In addition to his son Eric, who succeeded him as director of the Pro-Life Action League, he is survived by his wife, Ann Scheidler, the league’s chairwoman; his sons Joseph, Peter and Matthias; his daughters Catherine Miller, Annie Casselman and Sarah Worthington; a brother, James Scheidler; a sister, Eleanor McNamara; 27 grandchildren; and one great-granddaughter.
Mr. Scheidler enlisted in the Navy after high school and later attended Notre Dame. After graduating, he remained in town as a reporter for The South Bend Tribune before entering a seminary, intent on becoming a Benedictine monk. But he withdrew days before his ordination.
Mr. Scheidler received a master’s degree from Marquette University and taught at Mundelein College, a women’s school in Chicago, where he met Ann Crowley. They married in 1965, the same year he chaperoned a student trip to Alabama to march alongside the Rev. Dr. Martin Luther King Jr. in support of voting rights.
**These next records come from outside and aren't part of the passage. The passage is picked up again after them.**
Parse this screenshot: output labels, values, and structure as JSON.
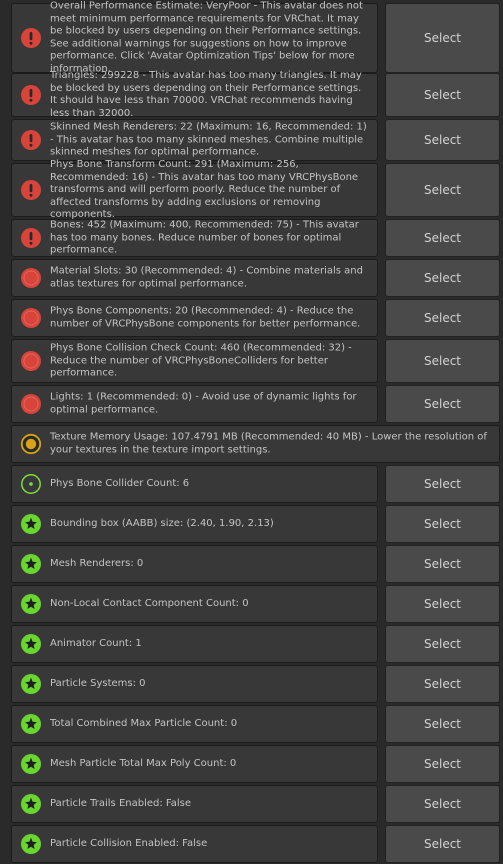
{
  "select_label": "Select",
  "colors": {
    "error": "#d9443a",
    "warning": "#d8a219",
    "info": "#7dde3a",
    "success": "#68d62e"
  },
  "items": [
    {
      "icon": "error-exclamation-icon",
      "text": "Overall Performance Estimate: VeryPoor - This avatar does not meet minimum performance requirements for VRChat. It may be blocked by users depending on their Performance settings. See additional warnings for suggestions on how to improve performance. Click 'Avatar Optimization Tips' below for more information.",
      "has_select": true
    },
    {
      "icon": "error-exclamation-icon",
      "text": "Triangles: 299228 - This avatar has too many triangles. It may be blocked by users depending on their Performance settings. It should have less than 70000. VRChat recommends having less than 32000.",
      "has_select": true
    },
    {
      "icon": "error-exclamation-icon",
      "text": "Skinned Mesh Renderers: 22 (Maximum: 16, Recommended: 1) - This avatar has too many skinned meshes. Combine multiple skinned meshes for optimal performance.",
      "has_select": true
    },
    {
      "icon": "error-exclamation-icon",
      "text": "Phys Bone Transform Count: 291 (Maximum: 256, Recommended: 16) - This avatar has too many VRCPhysBone transforms and will perform poorly. Reduce the number of affected transforms by adding exclusions or removing components.",
      "has_select": true
    },
    {
      "icon": "error-exclamation-icon",
      "text": "Bones: 452 (Maximum: 400, Recommended: 75) - This avatar has too many bones. Reduce number of bones for optimal performance.",
      "has_select": true
    },
    {
      "icon": "error-circle-icon",
      "text": "Material Slots: 30 (Recommended: 4) - Combine materials and atlas textures for optimal performance.",
      "has_select": true
    },
    {
      "icon": "error-circle-icon",
      "text": "Phys Bone Components: 20 (Recommended: 4) - Reduce the number of VRCPhysBone components for better performance.",
      "has_select": true
    },
    {
      "icon": "error-circle-icon",
      "text": "Phys Bone Collision Check Count: 460 (Recommended: 32) - Reduce the number of VRCPhysBoneColliders for better performance.",
      "has_select": true
    },
    {
      "icon": "error-circle-icon",
      "text": "Lights: 1 (Recommended: 0) - Avoid use of dynamic lights for optimal performance.",
      "has_select": true
    },
    {
      "icon": "warning-ring-icon",
      "text": "Texture Memory Usage: 107.4791 MB (Recommended: 40 MB) - Lower the resolution of your textures in the texture import settings.",
      "has_select": false
    },
    {
      "icon": "info-ring-dot-icon",
      "text": "Phys Bone Collider Count: 6",
      "has_select": true
    },
    {
      "icon": "star-icon",
      "text": "Bounding box (AABB) size: (2.40, 1.90, 2.13)",
      "has_select": true
    },
    {
      "icon": "star-icon",
      "text": "Mesh Renderers: 0",
      "has_select": true
    },
    {
      "icon": "star-icon",
      "text": "Non-Local Contact Component Count: 0",
      "has_select": true
    },
    {
      "icon": "star-icon",
      "text": "Animator Count: 1",
      "has_select": true
    },
    {
      "icon": "star-icon",
      "text": "Particle Systems: 0",
      "has_select": true
    },
    {
      "icon": "star-icon",
      "text": "Total Combined Max Particle Count: 0",
      "has_select": true
    },
    {
      "icon": "star-icon",
      "text": "Mesh Particle Total Max Poly Count: 0",
      "has_select": true
    },
    {
      "icon": "star-icon",
      "text": "Particle Trails Enabled: False",
      "has_select": true
    },
    {
      "icon": "star-icon",
      "text": "Particle Collision Enabled: False",
      "has_select": true
    }
  ]
}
In 1967 Mr. Scheidler took a job in public relations for the city of Chicago and was later an advertising executive for Selz Seabolt, a leading Chicago public-relations firm. It was there, in between pitching fishing tackle and cheese, that he became obsessed with abortion. After the Supreme Court legalized the procedure nationally in 1973 in Roe v. Wade, he took a leave of absence to begin organizing. He never went back to advertising.
From the start, Mr. Scheidler showed a proclivity for publicity. He took out anti-abortion ads in newspapers on the same pages where ads for abortion clinics ran. He assembled pickets outside abortion clinics. At one point he was the director of the Illinois Right to Life Committee, but he was fired in 1978 over his aggressive tactics.
Mr. Scheidler and his wife founded the Pro-Life Action League in 1980 and quickly built a national network of activists. In 1985 he published “Closed: 99 Ways to Stop Abortion,” a how-to manual of sorts that was loaded with tips about things like “sidewalk counseling,” which involved finding women who were considering abortions and persuading them not to follow through, even if it meant approaching them as they entered a clinic.
If Mr. Scheidler walked a fine line between aggressive action and outright lawbreaking, many of his followers, including a fiery evangelical minister from upstate New York named Randall Terry, did not. Mr. Terry formed an organization, Operation Rescue, that took Mr. Scheidler’s logic further than his mentor was willing to go — blockading access to clinics and packing court dockets with arrestees. Others took even more extreme actions, committing vandalism, arson and murder. By the early 1990s, Mr. Terry had eclipsed Mr. Scheidler as the leading voice for street-level anti-abortion activism.